===== Extracted information =====

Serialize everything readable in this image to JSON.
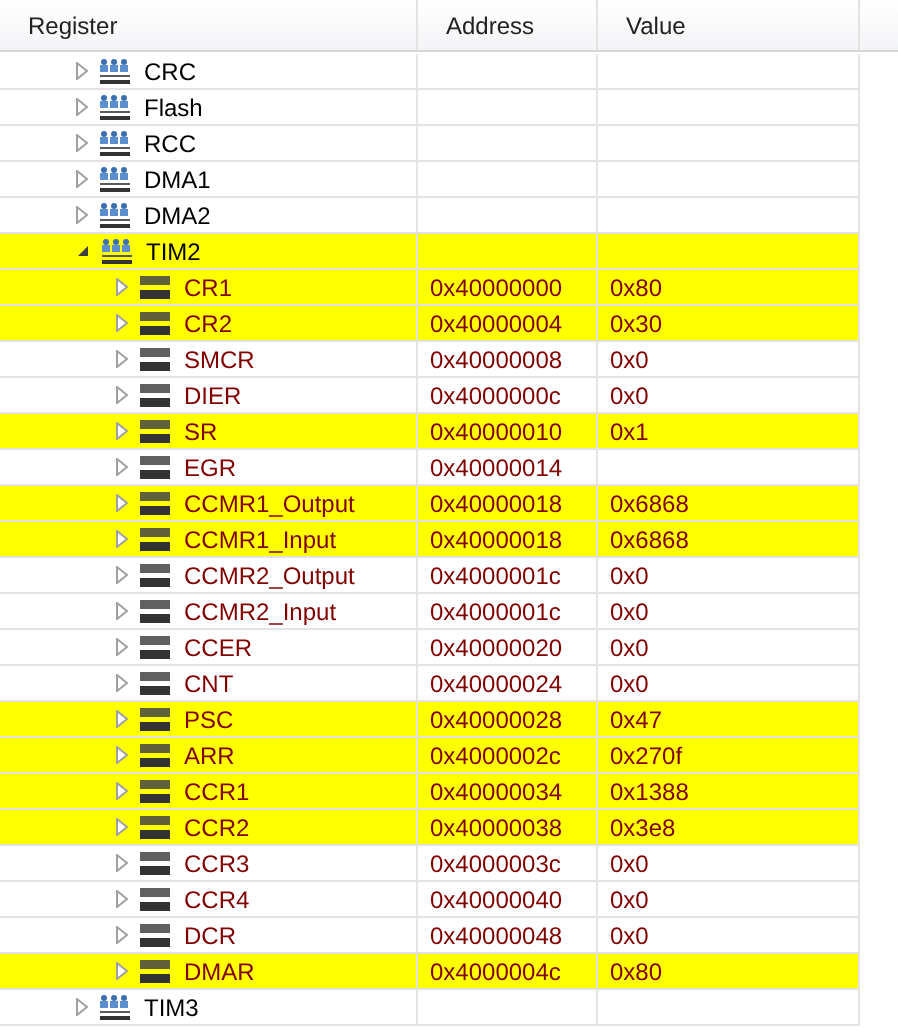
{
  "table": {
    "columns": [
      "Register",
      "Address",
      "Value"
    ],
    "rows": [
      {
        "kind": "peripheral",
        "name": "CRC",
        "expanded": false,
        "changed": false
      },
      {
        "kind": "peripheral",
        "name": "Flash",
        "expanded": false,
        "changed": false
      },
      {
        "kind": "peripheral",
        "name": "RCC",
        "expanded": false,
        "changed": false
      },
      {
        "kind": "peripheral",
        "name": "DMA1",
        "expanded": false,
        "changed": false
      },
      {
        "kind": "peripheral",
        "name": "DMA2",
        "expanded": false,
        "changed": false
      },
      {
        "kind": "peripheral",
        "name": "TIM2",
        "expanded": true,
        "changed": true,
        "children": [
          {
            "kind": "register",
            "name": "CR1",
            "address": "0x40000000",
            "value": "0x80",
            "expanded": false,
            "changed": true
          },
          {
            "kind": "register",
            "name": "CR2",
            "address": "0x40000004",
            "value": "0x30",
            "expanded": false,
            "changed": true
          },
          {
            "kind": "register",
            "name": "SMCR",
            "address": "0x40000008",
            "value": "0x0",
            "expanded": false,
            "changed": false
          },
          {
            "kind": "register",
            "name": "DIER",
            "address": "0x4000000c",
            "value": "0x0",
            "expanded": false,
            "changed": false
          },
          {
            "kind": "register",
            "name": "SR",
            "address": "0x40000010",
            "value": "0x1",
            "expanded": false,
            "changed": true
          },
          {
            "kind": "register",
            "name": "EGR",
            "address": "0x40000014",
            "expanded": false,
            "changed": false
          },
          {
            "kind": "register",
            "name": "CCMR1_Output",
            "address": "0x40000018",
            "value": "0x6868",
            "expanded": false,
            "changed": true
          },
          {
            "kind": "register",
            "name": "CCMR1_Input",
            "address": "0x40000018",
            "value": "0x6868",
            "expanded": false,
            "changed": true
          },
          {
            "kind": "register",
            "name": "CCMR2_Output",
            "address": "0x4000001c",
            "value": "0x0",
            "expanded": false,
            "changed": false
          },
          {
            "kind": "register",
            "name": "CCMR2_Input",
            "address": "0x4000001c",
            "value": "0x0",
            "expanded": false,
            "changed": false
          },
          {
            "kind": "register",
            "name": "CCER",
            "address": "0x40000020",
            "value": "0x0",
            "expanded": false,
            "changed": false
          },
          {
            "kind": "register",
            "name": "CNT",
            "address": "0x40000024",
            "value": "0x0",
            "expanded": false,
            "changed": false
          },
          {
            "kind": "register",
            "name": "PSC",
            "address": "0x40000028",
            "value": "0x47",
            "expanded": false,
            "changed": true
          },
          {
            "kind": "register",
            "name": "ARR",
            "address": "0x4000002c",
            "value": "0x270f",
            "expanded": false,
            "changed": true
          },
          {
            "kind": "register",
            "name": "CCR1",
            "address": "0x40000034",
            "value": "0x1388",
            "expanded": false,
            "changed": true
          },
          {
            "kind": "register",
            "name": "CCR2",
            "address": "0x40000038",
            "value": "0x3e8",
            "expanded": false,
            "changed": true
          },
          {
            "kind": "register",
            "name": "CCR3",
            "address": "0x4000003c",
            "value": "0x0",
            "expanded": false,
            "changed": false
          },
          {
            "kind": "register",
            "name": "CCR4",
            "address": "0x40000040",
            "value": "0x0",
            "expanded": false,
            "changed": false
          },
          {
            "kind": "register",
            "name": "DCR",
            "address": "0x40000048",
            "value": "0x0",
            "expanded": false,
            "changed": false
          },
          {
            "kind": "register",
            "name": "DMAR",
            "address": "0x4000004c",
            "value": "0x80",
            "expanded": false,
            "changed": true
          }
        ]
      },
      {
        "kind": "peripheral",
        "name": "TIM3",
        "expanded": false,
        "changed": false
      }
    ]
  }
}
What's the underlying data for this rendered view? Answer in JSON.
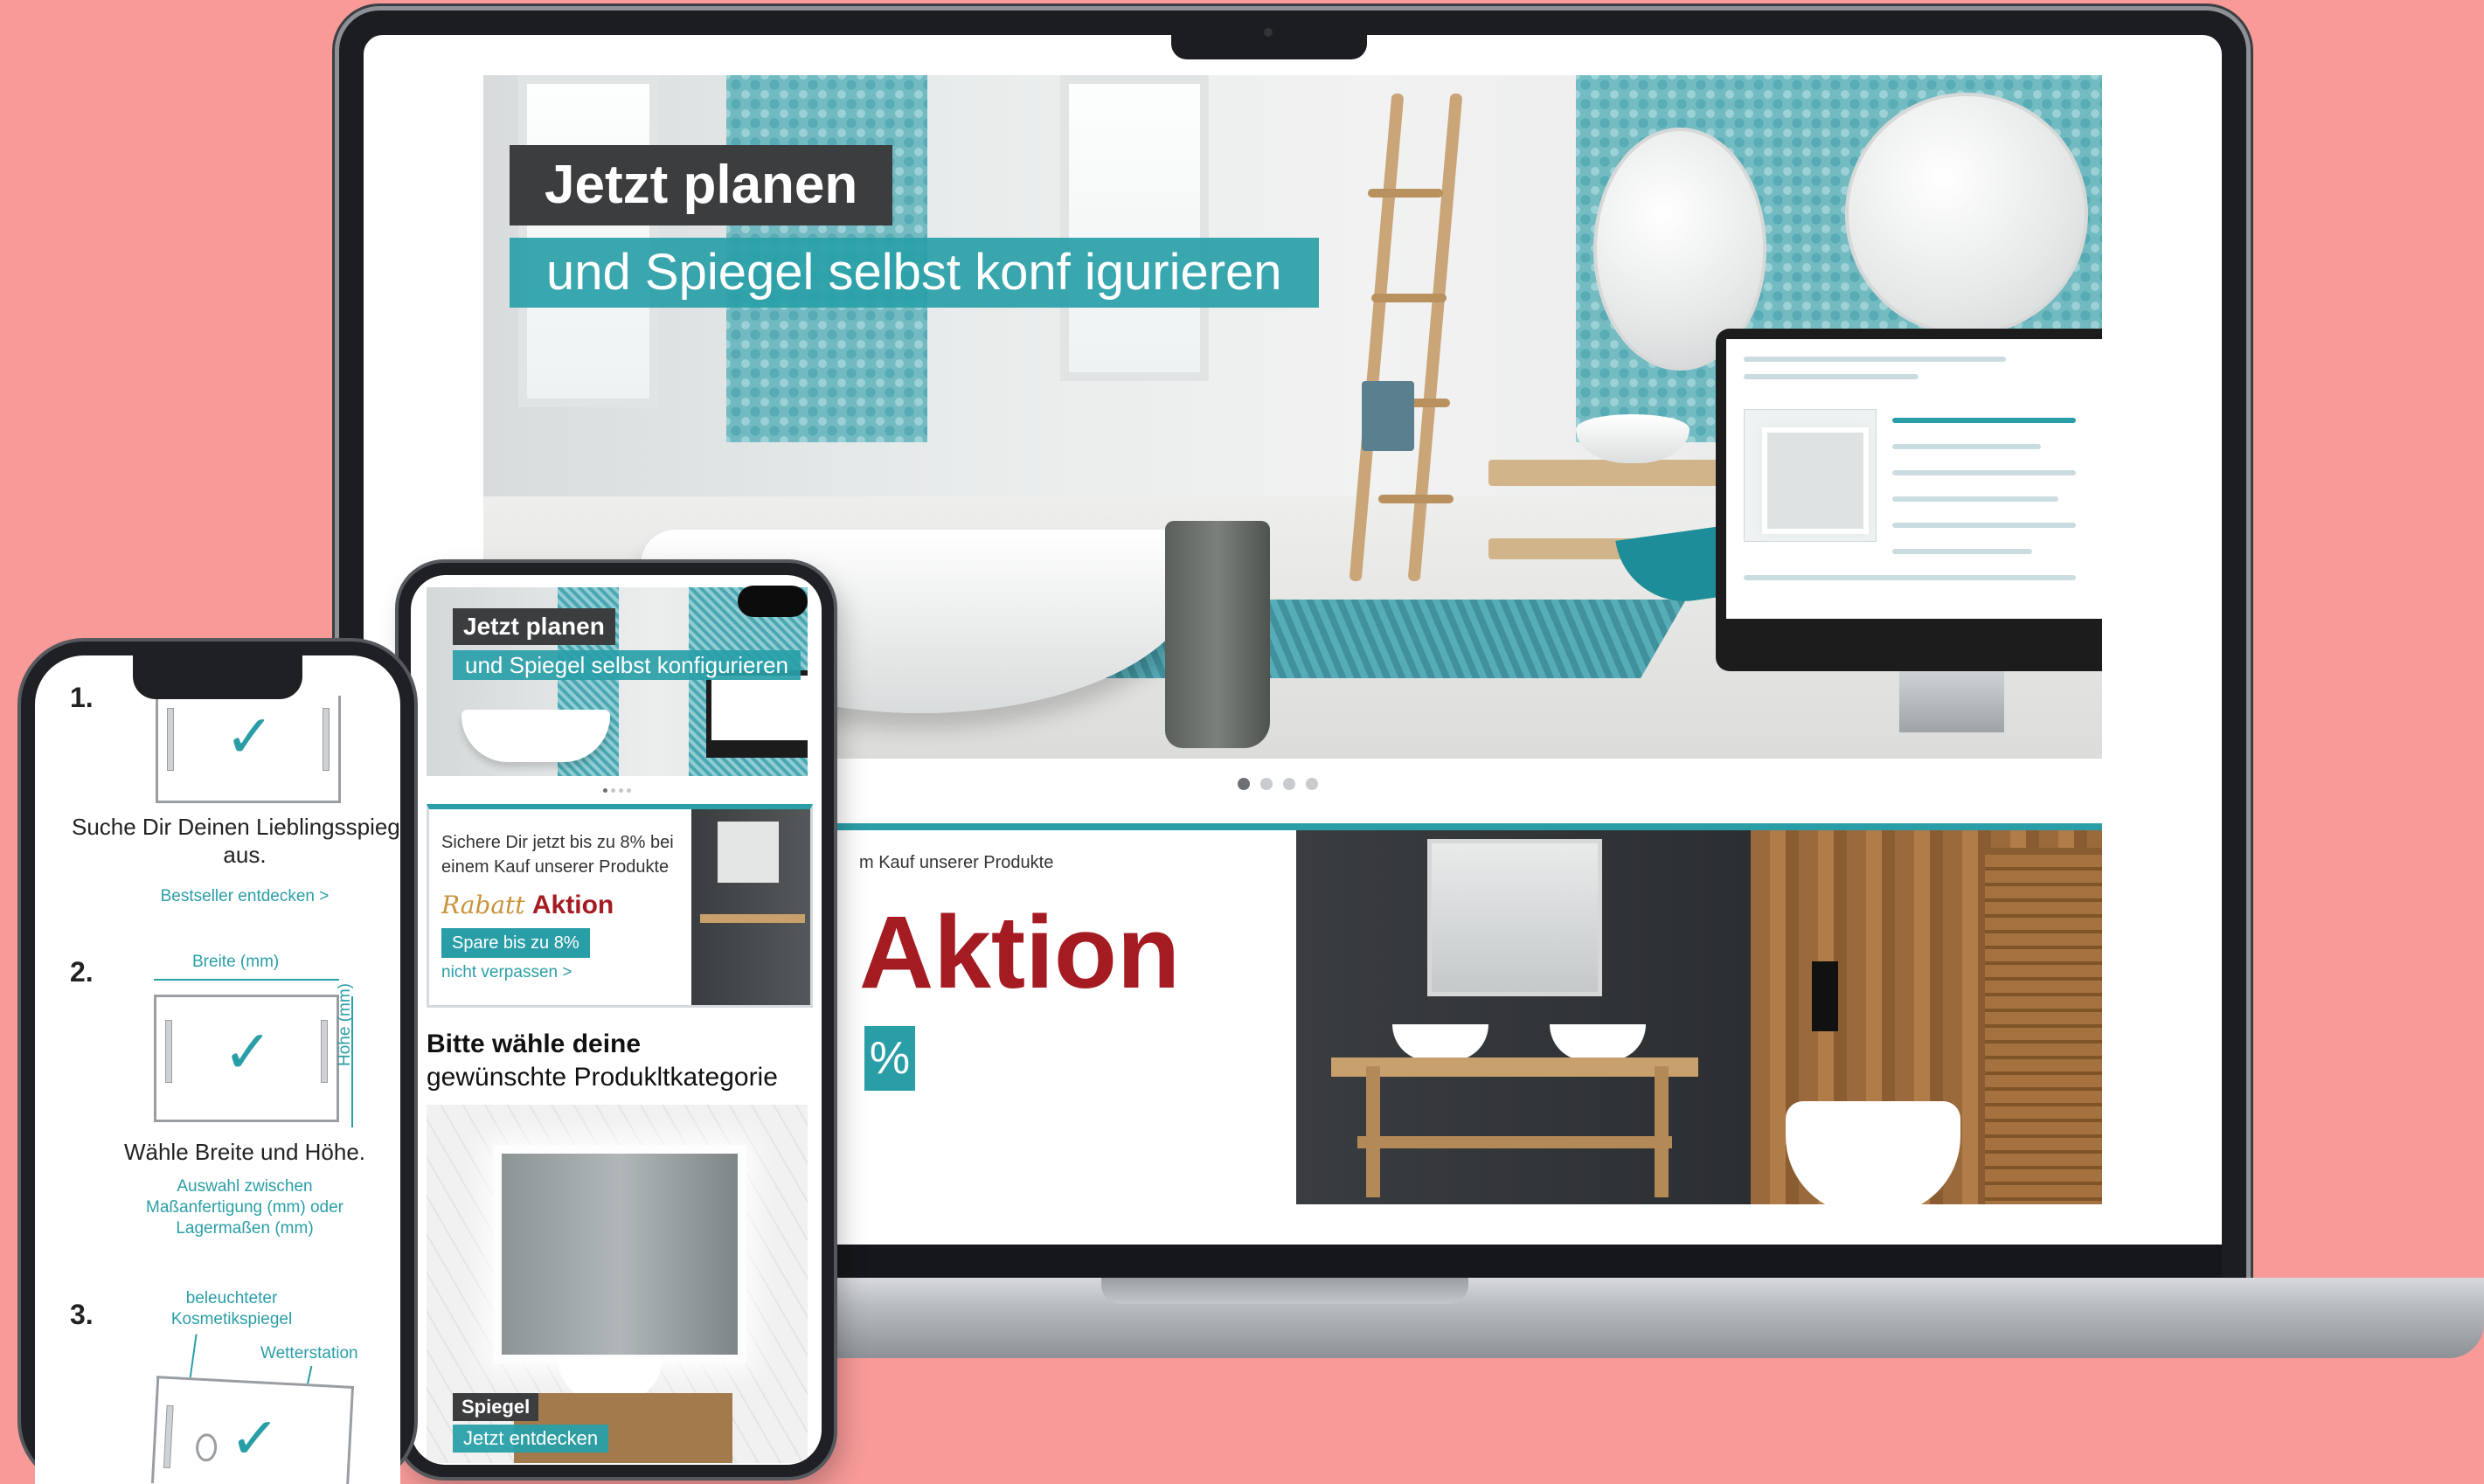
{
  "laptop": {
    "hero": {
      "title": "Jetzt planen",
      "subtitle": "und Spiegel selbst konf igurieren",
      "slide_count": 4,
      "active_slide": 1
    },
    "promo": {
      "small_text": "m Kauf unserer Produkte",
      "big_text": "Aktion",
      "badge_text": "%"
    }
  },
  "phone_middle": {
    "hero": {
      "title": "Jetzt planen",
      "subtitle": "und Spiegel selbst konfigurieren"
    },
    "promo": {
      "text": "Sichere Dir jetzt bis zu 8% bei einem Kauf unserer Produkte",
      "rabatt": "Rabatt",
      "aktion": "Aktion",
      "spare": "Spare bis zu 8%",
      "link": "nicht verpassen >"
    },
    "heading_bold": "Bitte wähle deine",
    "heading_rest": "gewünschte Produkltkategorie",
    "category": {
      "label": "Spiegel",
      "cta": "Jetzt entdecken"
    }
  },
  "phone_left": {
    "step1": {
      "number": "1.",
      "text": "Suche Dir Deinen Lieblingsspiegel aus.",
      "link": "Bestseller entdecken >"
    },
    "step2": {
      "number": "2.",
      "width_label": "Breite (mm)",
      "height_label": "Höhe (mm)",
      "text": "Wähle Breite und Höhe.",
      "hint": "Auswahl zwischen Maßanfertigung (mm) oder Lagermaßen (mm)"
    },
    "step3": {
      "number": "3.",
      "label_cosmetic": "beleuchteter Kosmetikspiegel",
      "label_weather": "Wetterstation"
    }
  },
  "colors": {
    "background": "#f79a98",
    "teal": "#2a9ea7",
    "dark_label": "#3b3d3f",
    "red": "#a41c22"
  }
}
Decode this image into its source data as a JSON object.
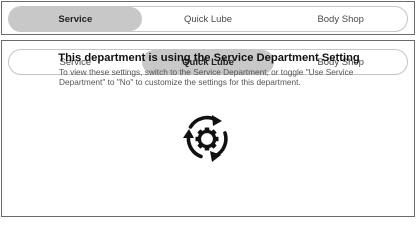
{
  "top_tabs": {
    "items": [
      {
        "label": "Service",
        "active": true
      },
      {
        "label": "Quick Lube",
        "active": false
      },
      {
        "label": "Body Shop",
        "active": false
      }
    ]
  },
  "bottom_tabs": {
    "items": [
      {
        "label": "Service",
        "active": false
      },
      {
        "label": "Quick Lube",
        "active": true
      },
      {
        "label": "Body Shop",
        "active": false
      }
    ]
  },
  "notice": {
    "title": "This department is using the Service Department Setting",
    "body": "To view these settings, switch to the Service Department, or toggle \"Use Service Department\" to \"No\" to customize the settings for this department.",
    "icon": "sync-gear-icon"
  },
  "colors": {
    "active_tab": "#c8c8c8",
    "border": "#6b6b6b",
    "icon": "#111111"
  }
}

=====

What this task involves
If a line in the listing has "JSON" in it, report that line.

Task response
Serialize everything readable in this image to JSON.
What's the underlying data for this rendered view? Answer in JSON.
Decode this image into its source data as a JSON object.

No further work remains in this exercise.